### Task to complete
Among the entries, which lines carry the string "Arial"? Copy every one.

### Records for processing
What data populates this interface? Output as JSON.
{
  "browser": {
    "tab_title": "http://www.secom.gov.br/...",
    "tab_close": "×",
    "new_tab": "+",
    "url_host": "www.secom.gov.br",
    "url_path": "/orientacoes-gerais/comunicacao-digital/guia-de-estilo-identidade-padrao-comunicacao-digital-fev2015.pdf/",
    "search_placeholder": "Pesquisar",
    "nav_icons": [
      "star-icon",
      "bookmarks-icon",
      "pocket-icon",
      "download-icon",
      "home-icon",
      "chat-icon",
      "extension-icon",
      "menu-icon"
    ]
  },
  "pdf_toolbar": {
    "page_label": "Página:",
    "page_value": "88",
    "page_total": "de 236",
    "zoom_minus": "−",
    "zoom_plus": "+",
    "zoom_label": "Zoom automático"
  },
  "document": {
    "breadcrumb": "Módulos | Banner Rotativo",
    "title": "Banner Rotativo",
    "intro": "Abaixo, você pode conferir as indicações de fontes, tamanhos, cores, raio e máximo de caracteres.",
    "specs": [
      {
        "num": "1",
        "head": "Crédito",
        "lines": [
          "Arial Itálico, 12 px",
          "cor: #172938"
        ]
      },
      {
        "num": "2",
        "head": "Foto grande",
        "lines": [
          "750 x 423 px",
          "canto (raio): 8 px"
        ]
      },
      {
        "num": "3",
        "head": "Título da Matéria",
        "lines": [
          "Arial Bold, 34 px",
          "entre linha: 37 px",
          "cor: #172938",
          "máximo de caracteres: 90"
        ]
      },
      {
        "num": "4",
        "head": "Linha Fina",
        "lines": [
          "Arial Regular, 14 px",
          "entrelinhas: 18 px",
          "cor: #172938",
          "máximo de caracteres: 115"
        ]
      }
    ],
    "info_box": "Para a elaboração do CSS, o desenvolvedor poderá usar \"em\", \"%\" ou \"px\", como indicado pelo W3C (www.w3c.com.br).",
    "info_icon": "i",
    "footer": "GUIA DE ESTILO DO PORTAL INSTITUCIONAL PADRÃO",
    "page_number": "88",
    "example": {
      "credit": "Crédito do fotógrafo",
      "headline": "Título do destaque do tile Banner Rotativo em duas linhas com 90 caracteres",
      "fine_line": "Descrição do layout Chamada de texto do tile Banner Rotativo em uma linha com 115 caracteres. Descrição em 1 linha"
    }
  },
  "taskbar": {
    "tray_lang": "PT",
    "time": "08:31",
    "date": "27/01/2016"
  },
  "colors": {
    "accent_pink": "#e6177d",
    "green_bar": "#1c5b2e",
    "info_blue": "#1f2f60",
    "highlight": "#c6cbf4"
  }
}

### Solution for this exercise
          "Arial Itálico, 12 px",
          "Arial Bold, 34 px",
          "Arial Regular, 14 px",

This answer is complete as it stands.